The comments from a senior presidential aide are the latest signal of a shift by Kiev to continue defending the city in eastern Ukraine.
Ukraine has decided to continue fighting in the devastated city of Bakhmut as the battle traps Russia’s best units ahead of a planned spring Ukrainian counter-offensive, an aide to President Volodymyr Zelenskyy said.
Mykhailo Podolyak’s comments on Friday were the latest signal of a shift by Kiev this week to continue the defense of the small eastern city, where Moscow is trying to secure its first major victory in more than half a year.
Russia “has gathered in Bakhmut with a large part of its trained military, the remnants of its professional army and the private companies,” Podolyak said in an interview published by the Italian newspaper La Stampa.
“We therefore have two aims: to reduce their skilled personnel as much as possible and to fix them in a few important, exhausting battles, to disrupt their offensive and to concentrate our resources elsewhere, for the counter-offensive in the spring. So today Bakhmut is fully effective and even exceeds its core functions.
Moscow has captured the eastern part of the city and the suburbs to the north and south, but has so far failed to close a ring around Ukrainian defenders.
Kiev appeared to be making plans to withdraw westward in early March. However, it announced this week that its generals had decided to reinforce Bakhmut and continue fighting.
Yevgeny Prigozhin, head of the Wagner private militia that led the Russian attack, claimed that the military command was unable to supply its men with sufficient ammunition because Russia’s advance appeared to be slowing.
Prigozhin publicly thanked the government on Friday for a “heroic” increase in production, but said in the same audio message that he was “concerned about ammunition and shell shortages, not only for Wagner … but for all units of the Russian army”.

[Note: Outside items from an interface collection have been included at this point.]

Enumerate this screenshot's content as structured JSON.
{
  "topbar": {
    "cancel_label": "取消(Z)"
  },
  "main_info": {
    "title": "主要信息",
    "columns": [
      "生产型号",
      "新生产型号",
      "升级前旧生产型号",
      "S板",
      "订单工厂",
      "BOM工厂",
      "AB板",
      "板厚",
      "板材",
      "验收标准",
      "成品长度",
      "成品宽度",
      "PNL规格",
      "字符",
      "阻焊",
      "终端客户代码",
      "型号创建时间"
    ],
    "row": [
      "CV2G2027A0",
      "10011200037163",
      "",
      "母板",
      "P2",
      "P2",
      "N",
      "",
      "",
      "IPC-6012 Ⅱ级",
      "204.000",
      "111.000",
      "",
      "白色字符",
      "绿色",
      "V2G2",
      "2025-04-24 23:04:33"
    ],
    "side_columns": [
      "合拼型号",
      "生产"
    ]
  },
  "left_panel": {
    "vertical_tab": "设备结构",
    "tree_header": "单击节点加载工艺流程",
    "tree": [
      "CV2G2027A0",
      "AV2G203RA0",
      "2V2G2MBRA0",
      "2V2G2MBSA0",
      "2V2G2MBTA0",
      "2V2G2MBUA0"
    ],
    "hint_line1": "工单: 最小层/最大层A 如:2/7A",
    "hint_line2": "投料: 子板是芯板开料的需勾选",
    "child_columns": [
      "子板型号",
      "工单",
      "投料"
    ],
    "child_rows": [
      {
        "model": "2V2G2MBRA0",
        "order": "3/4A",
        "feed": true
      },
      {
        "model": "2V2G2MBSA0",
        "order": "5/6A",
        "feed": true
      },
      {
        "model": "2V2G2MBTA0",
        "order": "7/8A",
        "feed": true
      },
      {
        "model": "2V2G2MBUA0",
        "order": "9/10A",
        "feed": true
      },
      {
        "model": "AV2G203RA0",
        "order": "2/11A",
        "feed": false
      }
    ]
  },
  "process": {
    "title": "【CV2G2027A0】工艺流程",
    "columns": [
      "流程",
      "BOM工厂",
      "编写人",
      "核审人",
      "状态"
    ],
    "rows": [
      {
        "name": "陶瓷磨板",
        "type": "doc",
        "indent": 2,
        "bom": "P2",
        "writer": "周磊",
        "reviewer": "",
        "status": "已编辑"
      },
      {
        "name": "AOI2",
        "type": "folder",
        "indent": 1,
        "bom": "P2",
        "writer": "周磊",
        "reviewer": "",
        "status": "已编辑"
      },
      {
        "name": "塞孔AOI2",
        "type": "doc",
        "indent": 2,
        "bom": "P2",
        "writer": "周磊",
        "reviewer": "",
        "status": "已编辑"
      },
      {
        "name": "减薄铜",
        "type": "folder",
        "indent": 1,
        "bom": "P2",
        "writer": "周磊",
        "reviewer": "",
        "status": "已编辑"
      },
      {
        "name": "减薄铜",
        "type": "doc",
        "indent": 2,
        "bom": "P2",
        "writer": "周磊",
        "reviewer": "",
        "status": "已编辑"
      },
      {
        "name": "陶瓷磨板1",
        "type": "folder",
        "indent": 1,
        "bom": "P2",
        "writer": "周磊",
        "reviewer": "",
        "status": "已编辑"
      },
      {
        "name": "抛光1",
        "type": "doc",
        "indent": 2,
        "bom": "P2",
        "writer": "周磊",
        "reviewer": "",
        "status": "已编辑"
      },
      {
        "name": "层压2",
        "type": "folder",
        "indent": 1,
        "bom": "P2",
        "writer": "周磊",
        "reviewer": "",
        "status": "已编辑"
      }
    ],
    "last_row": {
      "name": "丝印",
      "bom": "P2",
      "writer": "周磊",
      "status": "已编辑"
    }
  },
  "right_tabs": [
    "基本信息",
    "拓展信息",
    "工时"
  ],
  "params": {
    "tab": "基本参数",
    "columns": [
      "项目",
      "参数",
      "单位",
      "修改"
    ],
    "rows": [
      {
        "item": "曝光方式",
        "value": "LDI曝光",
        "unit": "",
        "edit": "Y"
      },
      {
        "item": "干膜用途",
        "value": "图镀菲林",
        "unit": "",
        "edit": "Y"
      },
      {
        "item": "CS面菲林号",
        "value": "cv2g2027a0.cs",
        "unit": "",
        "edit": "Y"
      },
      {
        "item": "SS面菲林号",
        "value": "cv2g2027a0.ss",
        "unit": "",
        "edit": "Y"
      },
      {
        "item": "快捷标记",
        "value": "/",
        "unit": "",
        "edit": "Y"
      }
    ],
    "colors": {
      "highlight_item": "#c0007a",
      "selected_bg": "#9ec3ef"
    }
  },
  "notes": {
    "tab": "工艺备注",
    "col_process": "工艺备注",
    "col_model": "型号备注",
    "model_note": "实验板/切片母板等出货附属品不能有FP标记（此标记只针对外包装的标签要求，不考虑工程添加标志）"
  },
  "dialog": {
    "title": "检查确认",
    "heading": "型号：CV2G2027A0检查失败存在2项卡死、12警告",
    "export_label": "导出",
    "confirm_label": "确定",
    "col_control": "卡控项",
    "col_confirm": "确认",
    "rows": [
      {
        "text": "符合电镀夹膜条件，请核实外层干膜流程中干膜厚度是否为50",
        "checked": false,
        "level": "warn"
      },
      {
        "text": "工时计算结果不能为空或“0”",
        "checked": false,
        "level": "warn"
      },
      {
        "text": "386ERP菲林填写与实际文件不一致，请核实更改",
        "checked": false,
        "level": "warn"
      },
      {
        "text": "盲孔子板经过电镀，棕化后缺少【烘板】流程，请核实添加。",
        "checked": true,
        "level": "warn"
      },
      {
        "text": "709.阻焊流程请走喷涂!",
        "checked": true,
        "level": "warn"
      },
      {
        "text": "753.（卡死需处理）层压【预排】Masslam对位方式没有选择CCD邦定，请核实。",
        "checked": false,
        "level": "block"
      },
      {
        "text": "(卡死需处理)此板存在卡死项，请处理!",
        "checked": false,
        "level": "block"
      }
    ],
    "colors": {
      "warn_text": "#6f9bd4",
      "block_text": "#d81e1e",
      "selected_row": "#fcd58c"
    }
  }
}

He said his private army had opened recruiting centers in 42 cities to replenish its ranks after heavy losses in the battle of Bakhmut. He gave no indication of the number of combatants involved.
Except around Bakhmut, Russia’s winter offensive has largely lost ground.
Despite a barrage of attacks on critical infrastructure involving missiles and drones, Ukraine’s capital restored most of its power supply on Friday, officials said.
Serhii Popko, the head of Kiev’s military administration, said power and water have been restored to the city and about 30 percent of consumers in the capital are without heating and repairs are underway.
Power in Ukraine’s southern Odesa region has been fully restored, private provider DTEK said Friday afternoon.
About 60 percent of households in the city of Kharkiv knocked off the grid by Russian missile strikes on Thursday were also back online, authorities said, though significant damage remained in the Zhytomyr and Kharkov regions of northwestern and northeastern Ukraine.
Ukrainian military analyst Oleh Zhdanov said Russia hit civilian infrastructure because they have “no data on the location of Ukrainian troops and weapons”.
“They are targeting civilian infrastructure and using the same old methods of attacking civilians to instill fear and panic in society,” he said.